Snohomish County Law Makes Coffee Baristas Hide More Skin

EVERETT, Wash.—The long-running campaign in Snohomish County to rein in drive-through coffee stands featuring nearly nude baristas will culminate Jan. 7 in new laws that will apply to an estimated half-dozen businesses that are in the county but outside the city limits of Everett, Washington.

“The County Council voted unanimously on Dec. 9 to regulate businesses as adult entertainment if employees show too much skin in public,” reports the Herald. “The council also strengthened the county’s lewd conduct law, including tougher penalties and clarifying definitions for public places. That law also holds business owners and managers accountable for allowing lewd conduct.”

The new rules prohibit baristas from wearing such things as thongs or pasties that don’t fully cover rear ends or the bottom portion of the breasts, but they do not prevent workers from wearing bikinis in public.

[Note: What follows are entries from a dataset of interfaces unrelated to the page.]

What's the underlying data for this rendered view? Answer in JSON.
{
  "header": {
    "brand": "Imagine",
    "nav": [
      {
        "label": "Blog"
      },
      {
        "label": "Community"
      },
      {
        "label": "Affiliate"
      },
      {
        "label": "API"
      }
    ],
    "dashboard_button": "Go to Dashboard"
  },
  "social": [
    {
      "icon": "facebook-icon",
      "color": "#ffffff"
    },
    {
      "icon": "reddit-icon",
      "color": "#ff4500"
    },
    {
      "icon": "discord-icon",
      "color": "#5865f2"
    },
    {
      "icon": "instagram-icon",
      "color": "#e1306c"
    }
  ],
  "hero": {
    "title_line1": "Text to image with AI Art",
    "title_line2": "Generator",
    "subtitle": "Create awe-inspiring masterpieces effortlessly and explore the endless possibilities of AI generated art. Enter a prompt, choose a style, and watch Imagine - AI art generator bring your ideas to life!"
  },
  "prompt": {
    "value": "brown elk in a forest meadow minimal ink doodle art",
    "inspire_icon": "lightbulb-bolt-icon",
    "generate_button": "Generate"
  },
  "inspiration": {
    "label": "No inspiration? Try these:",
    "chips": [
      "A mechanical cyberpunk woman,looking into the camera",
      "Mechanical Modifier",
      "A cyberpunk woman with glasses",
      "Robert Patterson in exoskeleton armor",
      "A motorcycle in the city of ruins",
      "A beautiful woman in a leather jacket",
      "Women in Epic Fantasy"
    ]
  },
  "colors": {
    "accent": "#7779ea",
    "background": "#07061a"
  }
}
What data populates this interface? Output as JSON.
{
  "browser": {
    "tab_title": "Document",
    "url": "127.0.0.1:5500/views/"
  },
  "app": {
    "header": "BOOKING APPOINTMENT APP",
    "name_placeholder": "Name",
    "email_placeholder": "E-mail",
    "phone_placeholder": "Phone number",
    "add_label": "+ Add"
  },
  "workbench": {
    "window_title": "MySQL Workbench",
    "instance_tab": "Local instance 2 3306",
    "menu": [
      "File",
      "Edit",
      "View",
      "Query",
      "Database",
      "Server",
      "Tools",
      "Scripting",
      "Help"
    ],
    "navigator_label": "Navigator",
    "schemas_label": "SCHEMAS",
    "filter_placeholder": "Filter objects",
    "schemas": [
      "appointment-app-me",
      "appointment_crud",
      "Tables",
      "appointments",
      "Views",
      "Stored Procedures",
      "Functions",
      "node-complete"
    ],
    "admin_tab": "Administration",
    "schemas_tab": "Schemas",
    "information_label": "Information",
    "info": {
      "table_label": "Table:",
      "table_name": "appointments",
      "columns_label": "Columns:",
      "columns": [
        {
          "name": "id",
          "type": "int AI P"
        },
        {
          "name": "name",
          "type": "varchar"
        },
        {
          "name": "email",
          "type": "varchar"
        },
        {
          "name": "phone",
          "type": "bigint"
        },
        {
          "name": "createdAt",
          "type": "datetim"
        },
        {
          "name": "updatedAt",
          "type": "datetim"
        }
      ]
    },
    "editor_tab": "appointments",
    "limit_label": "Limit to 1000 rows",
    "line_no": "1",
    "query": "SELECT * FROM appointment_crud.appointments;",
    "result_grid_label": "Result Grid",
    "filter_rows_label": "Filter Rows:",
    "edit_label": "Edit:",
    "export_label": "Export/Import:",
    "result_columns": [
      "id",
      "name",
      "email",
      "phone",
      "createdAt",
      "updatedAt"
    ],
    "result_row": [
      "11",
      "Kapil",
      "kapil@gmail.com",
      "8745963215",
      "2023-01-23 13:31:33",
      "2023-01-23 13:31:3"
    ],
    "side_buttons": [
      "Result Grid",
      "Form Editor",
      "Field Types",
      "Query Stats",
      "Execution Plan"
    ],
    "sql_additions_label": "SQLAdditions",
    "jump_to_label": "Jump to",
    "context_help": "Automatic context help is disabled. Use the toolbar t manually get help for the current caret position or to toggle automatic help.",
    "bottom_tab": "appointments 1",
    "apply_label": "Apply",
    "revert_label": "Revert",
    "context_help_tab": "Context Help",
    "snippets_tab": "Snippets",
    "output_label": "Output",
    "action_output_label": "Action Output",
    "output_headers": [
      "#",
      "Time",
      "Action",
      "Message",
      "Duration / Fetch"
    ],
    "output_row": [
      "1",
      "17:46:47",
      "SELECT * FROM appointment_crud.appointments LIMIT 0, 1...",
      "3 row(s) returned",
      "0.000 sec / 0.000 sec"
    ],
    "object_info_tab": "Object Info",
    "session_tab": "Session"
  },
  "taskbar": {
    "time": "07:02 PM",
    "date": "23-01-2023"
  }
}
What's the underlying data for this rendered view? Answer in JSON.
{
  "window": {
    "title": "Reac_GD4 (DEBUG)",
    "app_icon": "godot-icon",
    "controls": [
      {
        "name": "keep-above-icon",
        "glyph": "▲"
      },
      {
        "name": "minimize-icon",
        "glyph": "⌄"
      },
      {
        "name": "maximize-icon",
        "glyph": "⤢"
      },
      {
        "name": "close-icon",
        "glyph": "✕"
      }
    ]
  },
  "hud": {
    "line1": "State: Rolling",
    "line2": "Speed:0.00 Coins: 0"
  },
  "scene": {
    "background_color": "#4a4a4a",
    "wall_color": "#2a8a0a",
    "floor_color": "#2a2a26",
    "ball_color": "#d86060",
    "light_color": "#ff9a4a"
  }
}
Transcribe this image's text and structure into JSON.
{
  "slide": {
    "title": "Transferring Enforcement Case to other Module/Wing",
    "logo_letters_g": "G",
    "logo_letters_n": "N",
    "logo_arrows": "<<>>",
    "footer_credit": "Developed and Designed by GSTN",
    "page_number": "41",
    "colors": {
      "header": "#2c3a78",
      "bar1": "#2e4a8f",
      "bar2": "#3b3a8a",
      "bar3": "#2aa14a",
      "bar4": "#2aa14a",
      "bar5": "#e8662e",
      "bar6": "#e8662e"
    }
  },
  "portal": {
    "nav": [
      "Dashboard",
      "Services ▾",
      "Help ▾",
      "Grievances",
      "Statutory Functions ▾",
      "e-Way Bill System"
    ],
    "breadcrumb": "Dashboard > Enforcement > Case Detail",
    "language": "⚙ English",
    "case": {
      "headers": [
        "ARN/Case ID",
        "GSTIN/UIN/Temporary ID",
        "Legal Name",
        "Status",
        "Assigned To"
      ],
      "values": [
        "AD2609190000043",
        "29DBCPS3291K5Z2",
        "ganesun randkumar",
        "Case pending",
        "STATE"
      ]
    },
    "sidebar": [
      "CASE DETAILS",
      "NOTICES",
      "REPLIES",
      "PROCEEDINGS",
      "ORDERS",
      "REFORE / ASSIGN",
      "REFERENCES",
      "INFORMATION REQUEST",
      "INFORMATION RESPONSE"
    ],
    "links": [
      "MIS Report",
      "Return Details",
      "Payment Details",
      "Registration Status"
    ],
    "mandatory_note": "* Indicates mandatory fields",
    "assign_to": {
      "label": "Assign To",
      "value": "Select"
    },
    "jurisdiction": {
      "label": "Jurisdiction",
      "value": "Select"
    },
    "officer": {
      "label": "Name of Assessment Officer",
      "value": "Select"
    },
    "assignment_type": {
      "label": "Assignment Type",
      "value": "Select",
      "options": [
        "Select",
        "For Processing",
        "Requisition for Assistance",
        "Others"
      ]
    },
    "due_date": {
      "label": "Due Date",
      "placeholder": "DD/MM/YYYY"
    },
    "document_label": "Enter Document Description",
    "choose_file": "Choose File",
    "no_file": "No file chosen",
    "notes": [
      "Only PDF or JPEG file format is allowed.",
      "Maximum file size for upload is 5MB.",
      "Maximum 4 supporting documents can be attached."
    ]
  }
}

The move comes after a long campaign by local citizens who were instrumental in pushing the county to enact the new laws. “We’re planning to go to the Everett City Council as sort of a next step,” said Shahram Hadian, who has organized local opposition to the controversial stands.

“Past complaints have included baristas flashing customers and performing simulated sex acts, as well as employees wearing thongs, pasties and other skimpy clothing,” reports the Herald. “The county’s new rules already appear to be moderating behavior even before they take effect,” Hadian said.

“I definitely think it’s had an impact,” he added. “The word has gotten out and they have toned down.”

According to one of the coffee-stand owners, however, the new rules will have little impact on business.

“It’s not a problem,” said Bill Wheeler, the owner of the Grab-N-Go chain of bikini espresso stands. “My girls look just as beautiful in a bikini as they would in pasties anyways.”

Of perhaps greater significance to the county is its inability to conduct future inspections not only of the coffee stands, but of any adult establishment. According to the Herald, the county auditor is responsible for inspecting all such businesses, including adult bookstores and strip clubs, but since 2008, it has lost its three field inspectors—one was laid off, another resigned and a third retired. None have been replaced.

Until new inspectors are hired, the honor code and community vigilance will have to ensure the new laws are obeyed, which is not good news for the relatively few citizens who stirred the outrage pot in the first place. The marketplace, it seems, is speaking equally as loudly.

After one of Wheeler’s stands changed to more family-friendly attire about a month ago, he estimated business dropped by about 95 percent.

“I don’t plan on doing that with any other stand,” he told the Herald. “Nobody wants to buy coffee from a clothing stand.”